I went to another pond and the water was still trashy and coming up fast. I drifted over some weed beds and spooked a few reds before being able to get a shot at them. I went over to a little bayou off the pond that connected to another pond about a half mile away. I spotted a few reds “bank crawling” and got a shot at a nice one but this time I muffed my chance by being a little off target with the fly. I tried a second time and spooked the fish. I got a smaller redfish of about 17” that was hanging around in the same spot. I went down to the pond and saw a number of fish working in the pond – some of the best redfish surface activity that I’ve seen in a while. The problem was that the pond was pretty shallow and the wind made it hard to be stealthy. I would try to move up to a fish to get a cast and it would disappear. I ended up empty handed when I left the pond, but I will be back there for sure when there is a little more water for maneuvering. I went back down the little bayou, switched to a natural colored clouser pattern, and made a few casts where it opened into the second pond. I spooked another nice redfish, and threw another cast and caught a small speckled trout. I would catch and release about 10 there. Unfortunately they were all small, with only about half of them being above the 12” keeper mark. The “big one” was a tad under 14”. I also got a surprise redear sunfish (shellcracker, chinquapin) on the clouser.
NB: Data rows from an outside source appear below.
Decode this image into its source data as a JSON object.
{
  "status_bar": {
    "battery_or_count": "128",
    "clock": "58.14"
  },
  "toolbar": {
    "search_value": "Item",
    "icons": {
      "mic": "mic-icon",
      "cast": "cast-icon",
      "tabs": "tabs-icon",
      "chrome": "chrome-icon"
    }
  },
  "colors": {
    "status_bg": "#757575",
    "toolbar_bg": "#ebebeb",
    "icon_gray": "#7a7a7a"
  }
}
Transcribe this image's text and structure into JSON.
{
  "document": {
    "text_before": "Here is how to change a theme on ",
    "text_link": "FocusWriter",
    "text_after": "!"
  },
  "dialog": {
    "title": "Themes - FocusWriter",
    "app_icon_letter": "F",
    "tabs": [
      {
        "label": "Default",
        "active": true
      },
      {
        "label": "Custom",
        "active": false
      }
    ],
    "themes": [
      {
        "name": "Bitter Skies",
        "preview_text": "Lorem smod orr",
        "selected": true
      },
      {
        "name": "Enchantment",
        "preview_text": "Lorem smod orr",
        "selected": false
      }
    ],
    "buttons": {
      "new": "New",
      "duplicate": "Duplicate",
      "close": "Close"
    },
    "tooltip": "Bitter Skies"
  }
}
I went looking for more redfish but found some marsh bass, landing 4 on the clouser. I missed a few and also missed a few redfish that somehow missed the hook. It was getting late so I headed in and got to the truck about 6 p.m. I don’t like the daylight savings time shift except for the ability to fish later in the day.